MIDRAND – African Bank needs to broaden its customer base and will be offering different products in future in order to move beyond the mass market, CEO designate, Brian Riley told journalists on Thursday.
Riley, who was addressing media at African Bank’s head office in Midrand, would not comment on what these products might be. He said customers will soon be able to access loans without having to go into a branch, presumably via online and telephonic channels, and that this will appeal to a broader customer base.
“I’ve been employed to run a good bank and I’m confident that we’ve really got our arms around the numbers, [so that] when we start we at least start with accurate numbers,” Riley, who worked at Lloyds and Barclays in the UK prior to a seven-year stint as CEO of WesBank, said.
Riley was speaking hours after African Bank reported a R9.3 billion loss for the 12 months to September 2014, a 58% increase on its restated R5.9 billion loss for the 2013 financial year.
The restated 2013 loss climbed from a previously published R4.5 billion loss.
News of the losses comes almost ten months to the day when the South African Reserve Bank (Sarb) placed African Bank under curatorship due to a sea of bad debts. It appointed Tom Winterboer as curator, to collect on the bad book of loans (approximately R17 billion) and restructure the good book (approximately R26 billion) into a Good Bank.
The main reason behind such significant losses across two years is a change in African Bank’s provisioning policy. Previously, provisioning for loans began only when debtors had defaulted on four instalments or more. This has now been changed to reflect impairment even where only one loan is missed or any amount less than the full instalment has been paid.
For the 2014 financial year, African Bank increased its coverage of specifically impaired loans from 64% to 80%, resulting in a R3.1 billion pre-tax impact on its bottom line.
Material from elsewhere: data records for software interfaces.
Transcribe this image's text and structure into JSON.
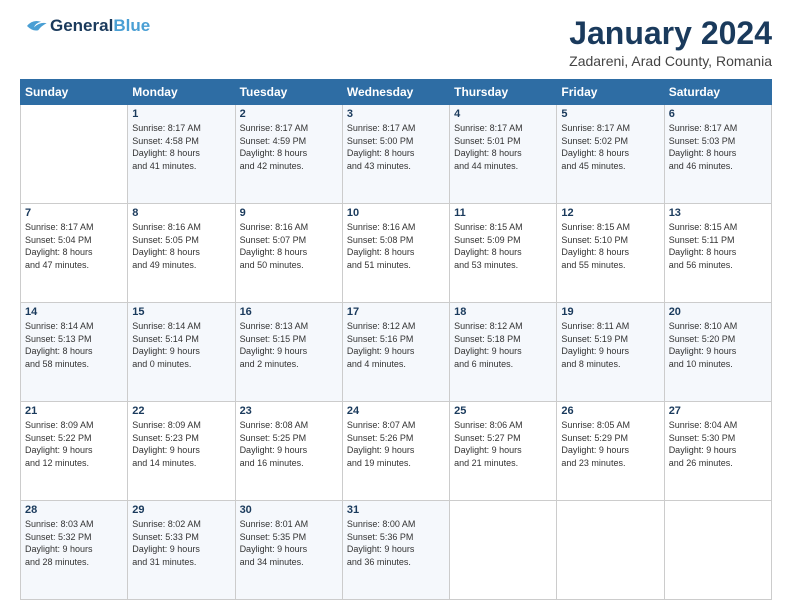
{
  "header": {
    "logo_general": "General",
    "logo_blue": "Blue",
    "title": "January 2024",
    "subtitle": "Zadareni, Arad County, Romania"
  },
  "days_of_week": [
    "Sunday",
    "Monday",
    "Tuesday",
    "Wednesday",
    "Thursday",
    "Friday",
    "Saturday"
  ],
  "weeks": [
    [
      {
        "num": "",
        "info": ""
      },
      {
        "num": "1",
        "info": "Sunrise: 8:17 AM\nSunset: 4:58 PM\nDaylight: 8 hours\nand 41 minutes."
      },
      {
        "num": "2",
        "info": "Sunrise: 8:17 AM\nSunset: 4:59 PM\nDaylight: 8 hours\nand 42 minutes."
      },
      {
        "num": "3",
        "info": "Sunrise: 8:17 AM\nSunset: 5:00 PM\nDaylight: 8 hours\nand 43 minutes."
      },
      {
        "num": "4",
        "info": "Sunrise: 8:17 AM\nSunset: 5:01 PM\nDaylight: 8 hours\nand 44 minutes."
      },
      {
        "num": "5",
        "info": "Sunrise: 8:17 AM\nSunset: 5:02 PM\nDaylight: 8 hours\nand 45 minutes."
      },
      {
        "num": "6",
        "info": "Sunrise: 8:17 AM\nSunset: 5:03 PM\nDaylight: 8 hours\nand 46 minutes."
      }
    ],
    [
      {
        "num": "7",
        "info": "Sunrise: 8:17 AM\nSunset: 5:04 PM\nDaylight: 8 hours\nand 47 minutes."
      },
      {
        "num": "8",
        "info": "Sunrise: 8:16 AM\nSunset: 5:05 PM\nDaylight: 8 hours\nand 49 minutes."
      },
      {
        "num": "9",
        "info": "Sunrise: 8:16 AM\nSunset: 5:07 PM\nDaylight: 8 hours\nand 50 minutes."
      },
      {
        "num": "10",
        "info": "Sunrise: 8:16 AM\nSunset: 5:08 PM\nDaylight: 8 hours\nand 51 minutes."
      },
      {
        "num": "11",
        "info": "Sunrise: 8:15 AM\nSunset: 5:09 PM\nDaylight: 8 hours\nand 53 minutes."
      },
      {
        "num": "12",
        "info": "Sunrise: 8:15 AM\nSunset: 5:10 PM\nDaylight: 8 hours\nand 55 minutes."
      },
      {
        "num": "13",
        "info": "Sunrise: 8:15 AM\nSunset: 5:11 PM\nDaylight: 8 hours\nand 56 minutes."
      }
    ],
    [
      {
        "num": "14",
        "info": "Sunrise: 8:14 AM\nSunset: 5:13 PM\nDaylight: 8 hours\nand 58 minutes."
      },
      {
        "num": "15",
        "info": "Sunrise: 8:14 AM\nSunset: 5:14 PM\nDaylight: 9 hours\nand 0 minutes."
      },
      {
        "num": "16",
        "info": "Sunrise: 8:13 AM\nSunset: 5:15 PM\nDaylight: 9 hours\nand 2 minutes."
      },
      {
        "num": "17",
        "info": "Sunrise: 8:12 AM\nSunset: 5:16 PM\nDaylight: 9 hours\nand 4 minutes."
      },
      {
        "num": "18",
        "info": "Sunrise: 8:12 AM\nSunset: 5:18 PM\nDaylight: 9 hours\nand 6 minutes."
      },
      {
        "num": "19",
        "info": "Sunrise: 8:11 AM\nSunset: 5:19 PM\nDaylight: 9 hours\nand 8 minutes."
      },
      {
        "num": "20",
        "info": "Sunrise: 8:10 AM\nSunset: 5:20 PM\nDaylight: 9 hours\nand 10 minutes."
      }
    ],
    [
      {
        "num": "21",
        "info": "Sunrise: 8:09 AM\nSunset: 5:22 PM\nDaylight: 9 hours\nand 12 minutes."
      },
      {
        "num": "22",
        "info": "Sunrise: 8:09 AM\nSunset: 5:23 PM\nDaylight: 9 hours\nand 14 minutes."
      },
      {
        "num": "23",
        "info": "Sunrise: 8:08 AM\nSunset: 5:25 PM\nDaylight: 9 hours\nand 16 minutes."
      },
      {
        "num": "24",
        "info": "Sunrise: 8:07 AM\nSunset: 5:26 PM\nDaylight: 9 hours\nand 19 minutes."
      },
      {
        "num": "25",
        "info": "Sunrise: 8:06 AM\nSunset: 5:27 PM\nDaylight: 9 hours\nand 21 minutes."
      },
      {
        "num": "26",
        "info": "Sunrise: 8:05 AM\nSunset: 5:29 PM\nDaylight: 9 hours\nand 23 minutes."
      },
      {
        "num": "27",
        "info": "Sunrise: 8:04 AM\nSunset: 5:30 PM\nDaylight: 9 hours\nand 26 minutes."
      }
    ],
    [
      {
        "num": "28",
        "info": "Sunrise: 8:03 AM\nSunset: 5:32 PM\nDaylight: 9 hours\nand 28 minutes."
      },
      {
        "num": "29",
        "info": "Sunrise: 8:02 AM\nSunset: 5:33 PM\nDaylight: 9 hours\nand 31 minutes."
      },
      {
        "num": "30",
        "info": "Sunrise: 8:01 AM\nSunset: 5:35 PM\nDaylight: 9 hours\nand 34 minutes."
      },
      {
        "num": "31",
        "info": "Sunrise: 8:00 AM\nSunset: 5:36 PM\nDaylight: 9 hours\nand 36 minutes."
      },
      {
        "num": "",
        "info": ""
      },
      {
        "num": "",
        "info": ""
      },
      {
        "num": "",
        "info": ""
      }
    ]
  ]
}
With improved credit criteria in place, new loans have fallen to R600 million a month, from levels above R1.2 billion a month from October 2013 to July 2014. The bank’s stated target is R1 billion a month, but Winterboer said it was unlikely to reach this figure by October 1 – the date targeted for creation of Good Bank.
“Loans must be more customer centric. If we do things the same way we know where that will take us,” Riley remarked. “I’ve created an enormous amount of dissatisfaction with the status quo. We have to change and do things differently.”
Riley has selected a CFO to join his team and awaits approval from the Sarb on his appointee. He said he was pleased to have Louis von Zeuner, former deputy group CEO of Absa, on board. “He knows a lot more about broad banking than I would know and I think he will give me a lot of guidance and a hard time, which is what you want from a board,” he said.
It is hoped that Good Bank, which will continue to trade under the name African Bank, will be created by October, although Winterboer cautioned a “health warning” saying this was dependent on a number of factors, including the gazetting of the Banks Amendment Bill.
Once the restructuring is complete, Winterboer will continue to handle the assets of ‘bad bank’, with Riley and his team focusing on Good Bank and deriving what revenue they can from collections on the bad book.
The consortium of banks that underwrote the R10 billion capital raise for Abil, along with the Public Investment Corporation and the Sarb, will own Good Bank. A listing on the JSE will take roughly two years, Winterboer said.
Kirkinis paid R2.1 million in 2014
African Bank’s financial results reveal that former CEO, Leon Kirkinis was paid R2.1 million in 2014, a 4% drop on his R2.18 million 2013 pay package. CFO Nithia Nalliah received R3.4 million in 2014, while chief risk officer, the late Tami Sokutu who resigned in February 2014, received R736 000.
Winterboer said African Bank has not addressed whether Kirkinis’s pay package is repayable but said it was “probably at the lower end of the CEO package [spectrum]”.
He said the Myburgh Report, which comes after an extensive investigation into African Bank’s business dealings, has been submitted to the Sarb and “the ball is in their court” as to what they do with it further.